- 75% of the patients reported that pain interfered somewhat, “quite a bit,” or “very much” with their day-to-day activities
- 66% reported that pain interfered “somewhat,” “quite a bit,” or “very much” with their ability to participate in social activities
- 74% reported they had difficulty doing activities with their families
- 76% reported they had difficulty doing activities with friends
Moreover, 4 out of 5 patients experienced difficulties in their ability to function physically compared to the general population. 62% of the patients reported they had difficulty going up and down the stairs at a normal pace, while 49% said they had difficulty walking more than 15 minutes at a normal pace.
Consequently, struggling with what some patients describe as stabbing pain impacts the ability to rest and sleep properly. 49% of the surveyed patients said they had difficulty falling asleep, while 35% said the quality of sleep is subpar. 50% reported feeling moderate to severe fatigue, and 40% reported having trouble conducting usual activities due to tiredness. 56% reported feeling very fatigued.
The pain associated with arthritis can make even the smallest chore seem overwhelming. Pain prevents patients living with arthritis from participating in usual activities, impacting every area of their lives.
How COVID-19 impacted arthritis patients
The pandemic affected patients with arthritis on a deep level. Most of the participants were on edge throughout 2020 as they worried about their immunity already being compromised and faced emotional distress and social isolation.
One of the few positive outcomes is that COVID-19 drew more attention to the reality of immunocompromised patients. At the same time, the medical community managed to develop effective vaccines and obtain FDA authorization, shortening the lockdowns and strict measures.
The INSIGHTS survey also investigated how the patients felt from an emotional standpoint. March 2021 data suggest that, while the pandemic caused anxiety and depression symptoms to flare up, fewer patients are experiencing such feelings after the vaccines became available to the larger public.

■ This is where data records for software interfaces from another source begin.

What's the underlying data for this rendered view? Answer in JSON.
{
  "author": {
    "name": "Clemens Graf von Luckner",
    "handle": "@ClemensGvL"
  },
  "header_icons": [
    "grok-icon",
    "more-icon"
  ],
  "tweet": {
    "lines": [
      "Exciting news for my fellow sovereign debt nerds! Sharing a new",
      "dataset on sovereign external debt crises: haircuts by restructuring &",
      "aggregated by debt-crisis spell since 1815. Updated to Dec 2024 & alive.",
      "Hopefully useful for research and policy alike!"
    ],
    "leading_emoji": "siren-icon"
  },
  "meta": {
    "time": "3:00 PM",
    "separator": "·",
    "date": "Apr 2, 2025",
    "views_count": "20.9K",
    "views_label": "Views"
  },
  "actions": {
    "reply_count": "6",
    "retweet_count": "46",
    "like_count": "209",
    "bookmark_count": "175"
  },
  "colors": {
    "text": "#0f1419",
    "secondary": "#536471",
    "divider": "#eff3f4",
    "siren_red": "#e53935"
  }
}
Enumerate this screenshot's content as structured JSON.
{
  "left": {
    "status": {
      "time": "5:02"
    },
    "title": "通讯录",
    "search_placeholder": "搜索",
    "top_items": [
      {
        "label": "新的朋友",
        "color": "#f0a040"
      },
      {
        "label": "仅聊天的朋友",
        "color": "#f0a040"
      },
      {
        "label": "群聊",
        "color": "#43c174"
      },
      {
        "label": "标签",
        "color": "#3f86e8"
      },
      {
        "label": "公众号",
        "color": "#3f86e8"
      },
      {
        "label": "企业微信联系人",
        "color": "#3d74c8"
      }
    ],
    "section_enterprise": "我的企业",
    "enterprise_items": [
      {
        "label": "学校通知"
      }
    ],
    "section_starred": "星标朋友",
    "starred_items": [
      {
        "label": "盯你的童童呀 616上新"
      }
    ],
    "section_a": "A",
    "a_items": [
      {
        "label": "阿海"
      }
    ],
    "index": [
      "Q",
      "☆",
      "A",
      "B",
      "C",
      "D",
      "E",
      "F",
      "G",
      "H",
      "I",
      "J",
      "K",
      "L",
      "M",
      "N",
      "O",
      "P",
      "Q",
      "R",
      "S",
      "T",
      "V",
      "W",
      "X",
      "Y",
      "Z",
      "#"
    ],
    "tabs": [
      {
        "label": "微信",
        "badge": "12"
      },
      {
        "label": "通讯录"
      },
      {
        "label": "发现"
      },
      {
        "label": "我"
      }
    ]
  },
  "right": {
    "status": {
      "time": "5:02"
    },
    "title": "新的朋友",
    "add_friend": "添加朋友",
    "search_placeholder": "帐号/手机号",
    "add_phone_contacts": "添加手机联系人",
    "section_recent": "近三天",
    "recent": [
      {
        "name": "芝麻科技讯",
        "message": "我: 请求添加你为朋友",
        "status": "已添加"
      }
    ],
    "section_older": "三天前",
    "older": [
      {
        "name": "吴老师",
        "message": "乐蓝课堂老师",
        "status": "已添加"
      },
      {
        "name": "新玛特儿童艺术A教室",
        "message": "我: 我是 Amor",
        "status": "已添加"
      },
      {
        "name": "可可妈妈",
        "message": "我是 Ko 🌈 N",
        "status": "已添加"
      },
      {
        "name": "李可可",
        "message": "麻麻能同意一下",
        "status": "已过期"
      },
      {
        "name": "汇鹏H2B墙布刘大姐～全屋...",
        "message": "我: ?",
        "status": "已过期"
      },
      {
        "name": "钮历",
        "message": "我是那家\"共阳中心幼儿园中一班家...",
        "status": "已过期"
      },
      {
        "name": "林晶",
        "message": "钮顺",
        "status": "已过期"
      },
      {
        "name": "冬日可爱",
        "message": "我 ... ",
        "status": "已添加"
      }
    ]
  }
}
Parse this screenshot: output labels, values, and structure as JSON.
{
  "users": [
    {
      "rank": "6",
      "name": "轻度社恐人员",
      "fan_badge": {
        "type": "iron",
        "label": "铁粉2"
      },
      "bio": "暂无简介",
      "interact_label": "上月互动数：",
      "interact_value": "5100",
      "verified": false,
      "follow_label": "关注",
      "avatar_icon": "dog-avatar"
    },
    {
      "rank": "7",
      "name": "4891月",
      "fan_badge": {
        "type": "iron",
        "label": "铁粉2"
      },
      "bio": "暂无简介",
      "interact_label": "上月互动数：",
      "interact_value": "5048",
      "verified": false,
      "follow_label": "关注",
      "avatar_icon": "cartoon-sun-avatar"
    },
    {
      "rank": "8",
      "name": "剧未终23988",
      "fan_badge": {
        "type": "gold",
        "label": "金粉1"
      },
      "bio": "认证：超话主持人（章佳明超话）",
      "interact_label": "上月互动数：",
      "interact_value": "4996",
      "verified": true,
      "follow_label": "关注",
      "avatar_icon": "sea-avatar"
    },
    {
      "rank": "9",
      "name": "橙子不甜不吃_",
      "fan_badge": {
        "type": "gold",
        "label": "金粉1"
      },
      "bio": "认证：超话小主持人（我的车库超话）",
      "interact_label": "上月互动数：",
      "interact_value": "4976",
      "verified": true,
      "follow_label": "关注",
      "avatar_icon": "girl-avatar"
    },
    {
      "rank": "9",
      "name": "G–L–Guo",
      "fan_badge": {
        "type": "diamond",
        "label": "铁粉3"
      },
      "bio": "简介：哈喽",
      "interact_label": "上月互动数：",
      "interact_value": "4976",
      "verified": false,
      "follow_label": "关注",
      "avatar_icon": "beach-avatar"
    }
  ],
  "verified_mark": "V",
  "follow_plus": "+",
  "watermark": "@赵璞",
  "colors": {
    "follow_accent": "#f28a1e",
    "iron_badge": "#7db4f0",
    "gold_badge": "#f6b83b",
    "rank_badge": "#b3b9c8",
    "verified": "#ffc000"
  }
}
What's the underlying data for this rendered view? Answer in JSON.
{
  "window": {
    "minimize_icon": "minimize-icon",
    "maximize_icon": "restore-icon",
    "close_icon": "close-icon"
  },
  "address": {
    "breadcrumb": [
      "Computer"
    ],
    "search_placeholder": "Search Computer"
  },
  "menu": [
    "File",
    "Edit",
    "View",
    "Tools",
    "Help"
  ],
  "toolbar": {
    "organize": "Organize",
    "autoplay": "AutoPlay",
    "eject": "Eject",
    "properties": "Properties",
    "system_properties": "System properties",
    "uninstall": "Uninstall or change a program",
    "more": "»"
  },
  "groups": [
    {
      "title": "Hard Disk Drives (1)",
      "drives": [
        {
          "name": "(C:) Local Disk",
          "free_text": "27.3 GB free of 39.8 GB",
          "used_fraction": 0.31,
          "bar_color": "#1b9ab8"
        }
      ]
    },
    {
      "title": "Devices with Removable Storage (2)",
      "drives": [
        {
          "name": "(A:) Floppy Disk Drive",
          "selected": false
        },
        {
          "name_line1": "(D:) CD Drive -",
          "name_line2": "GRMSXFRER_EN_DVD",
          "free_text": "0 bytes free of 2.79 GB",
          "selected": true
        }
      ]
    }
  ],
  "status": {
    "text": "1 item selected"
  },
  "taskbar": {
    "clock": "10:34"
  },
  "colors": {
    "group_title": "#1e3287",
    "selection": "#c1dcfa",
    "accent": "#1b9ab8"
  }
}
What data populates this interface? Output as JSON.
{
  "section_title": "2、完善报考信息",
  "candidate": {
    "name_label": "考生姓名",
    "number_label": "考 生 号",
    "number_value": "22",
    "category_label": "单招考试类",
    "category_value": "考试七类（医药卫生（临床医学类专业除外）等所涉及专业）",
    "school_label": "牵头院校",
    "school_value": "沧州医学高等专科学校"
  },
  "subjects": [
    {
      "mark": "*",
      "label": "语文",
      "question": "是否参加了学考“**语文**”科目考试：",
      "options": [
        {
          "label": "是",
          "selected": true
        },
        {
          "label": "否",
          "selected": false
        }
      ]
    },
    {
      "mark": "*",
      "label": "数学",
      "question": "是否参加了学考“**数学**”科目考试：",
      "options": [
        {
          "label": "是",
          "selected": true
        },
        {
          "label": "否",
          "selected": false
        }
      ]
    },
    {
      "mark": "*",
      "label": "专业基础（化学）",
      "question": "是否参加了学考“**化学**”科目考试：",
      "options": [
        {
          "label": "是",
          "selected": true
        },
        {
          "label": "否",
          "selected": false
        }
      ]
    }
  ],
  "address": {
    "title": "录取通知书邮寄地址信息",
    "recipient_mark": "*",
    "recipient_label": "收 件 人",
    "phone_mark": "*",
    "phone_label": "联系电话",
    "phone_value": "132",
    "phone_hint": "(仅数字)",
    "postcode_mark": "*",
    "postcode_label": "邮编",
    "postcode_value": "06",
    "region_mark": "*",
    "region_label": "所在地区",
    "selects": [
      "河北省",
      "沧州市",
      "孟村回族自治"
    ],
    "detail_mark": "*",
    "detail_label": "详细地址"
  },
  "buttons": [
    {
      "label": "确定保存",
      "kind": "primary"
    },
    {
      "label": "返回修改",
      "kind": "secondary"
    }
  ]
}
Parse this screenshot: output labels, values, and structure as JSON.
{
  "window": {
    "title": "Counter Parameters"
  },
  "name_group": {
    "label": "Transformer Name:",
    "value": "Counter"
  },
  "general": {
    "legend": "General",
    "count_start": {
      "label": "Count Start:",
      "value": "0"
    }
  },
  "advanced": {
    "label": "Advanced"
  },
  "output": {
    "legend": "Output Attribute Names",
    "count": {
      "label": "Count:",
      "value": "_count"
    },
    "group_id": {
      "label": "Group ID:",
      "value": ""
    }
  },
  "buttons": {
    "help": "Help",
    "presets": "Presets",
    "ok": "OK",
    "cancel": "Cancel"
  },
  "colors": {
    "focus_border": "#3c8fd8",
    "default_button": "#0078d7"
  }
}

March 2019 data shows that 63% of patients felt anxious and fearful over the past seven days. While the percentage rose to 88% in March 2020 due to the pandemic, the levels in March 2021 decreased to 65%, close to pre-pandemic levels.
The battle with arthritis is disproportionate
While arthritis symptoms can occur at any age, gender, race and socioeconomic status, research suggests that population groups such as African American, Hispanic/Latin American individuals, Asian American individuals, low-income individuals and patients living in rural areas are disproportionately affected by arthritis-related limitations.
Apart from the impact on daily life that affects every patient, individuals from these population groups may also struggle with systemic barriers to diagnosis, treatment, and support. These groups disproportionately battle other chronic conditions that exacerbate arthritis symptoms as well.
What is next?
Arthritis is not just physically painful, but it can also be isolating and disconcerting in the absence of a reliable support system. Medical treatment is only a part of the picture – you can do certain actions daily to improve your experience, from healthy eating and exercise to joint care. Our team of experts at AposHealth cares deeply about awareness among patients and aims to provide you with health tips and valuable information. You can sign up for our newsletter here.
Additionally, the AposHealth blog is a treasure trove of resources for managing arthritis. And, last but not least, the non-invasive AposHealth treatment program is helping patients with knee pain to the tune of 72% pain reduction, 60% improvement in function, and a 22% better quality of life, according to patient surveys.
To find out more about AposHealth’s impact on knee arthritis, click here.